**ABOUT THIS EXERCISE**
Please give the listing again in full, leaving out its images.

"""

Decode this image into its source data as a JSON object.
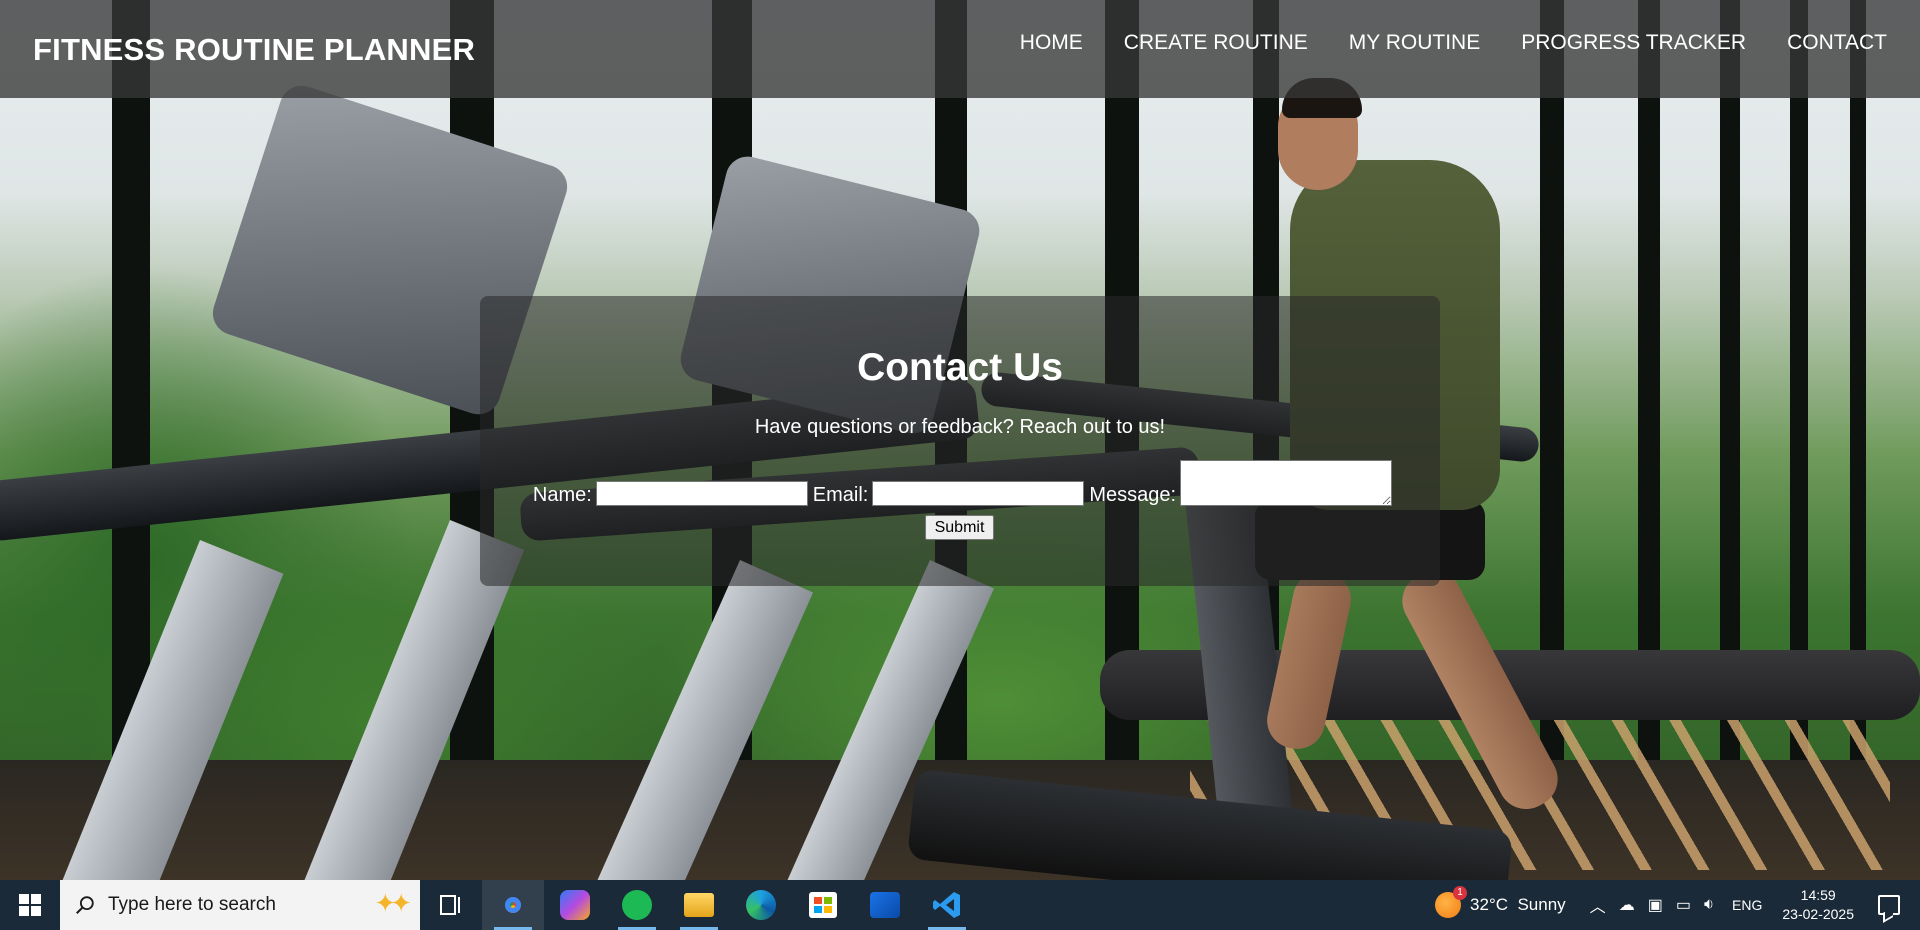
{
  "header": {
    "brand": "FITNESS ROUTINE PLANNER",
    "nav": [
      "HOME",
      "CREATE ROUTINE",
      "MY ROUTINE",
      "PROGRESS TRACKER",
      "CONTACT"
    ]
  },
  "contact": {
    "title": "Contact Us",
    "subtitle": "Have questions or feedback? Reach out to us!",
    "name_label": "Name:",
    "email_label": "Email:",
    "message_label": "Message:",
    "name_value": "",
    "email_value": "",
    "message_value": "",
    "submit_label": "Submit"
  },
  "taskbar": {
    "search_placeholder": "Type here to search",
    "apps": [
      "chrome-icon",
      "copilot-icon",
      "spotify-icon",
      "file-explorer-icon",
      "edge-icon",
      "microsoft-store-icon",
      "outlook-icon",
      "vscode-icon"
    ],
    "weather_badge": "1",
    "weather": "32°C  Sunny",
    "language": "ENG",
    "time": "14:59",
    "date": "23-02-2025"
  },
  "colors": {
    "header_overlay": "#373737",
    "taskbar": "#1b2a38",
    "active_indicator": "#76b9ed"
  }
}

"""

**COMPLETED TASK**
Decode this image into its source data as a JSON object.
{
  "header": {
    "brand": "FITNESS ROUTINE PLANNER",
    "nav": [
      "HOME",
      "CREATE ROUTINE",
      "MY ROUTINE",
      "PROGRESS TRACKER",
      "CONTACT"
    ]
  },
  "contact": {
    "title": "Contact Us",
    "subtitle": "Have questions or feedback? Reach out to us!",
    "name_label": "Name:",
    "email_label": "Email:",
    "message_label": "Message:",
    "name_value": "",
    "email_value": "",
    "message_value": "",
    "submit_label": "Submit"
  },
  "taskbar": {
    "search_placeholder": "Type here to search",
    "apps": [
      "chrome-icon",
      "copilot-icon",
      "spotify-icon",
      "file-explorer-icon",
      "edge-icon",
      "microsoft-store-icon",
      "outlook-icon",
      "vscode-icon"
    ],
    "weather_badge": "1",
    "weather": "32°C  Sunny",
    "language": "ENG",
    "time": "14:59",
    "date": "23-02-2025"
  },
  "colors": {
    "header_overlay": "#373737",
    "taskbar": "#1b2a38",
    "active_indicator": "#76b9ed"
  }
}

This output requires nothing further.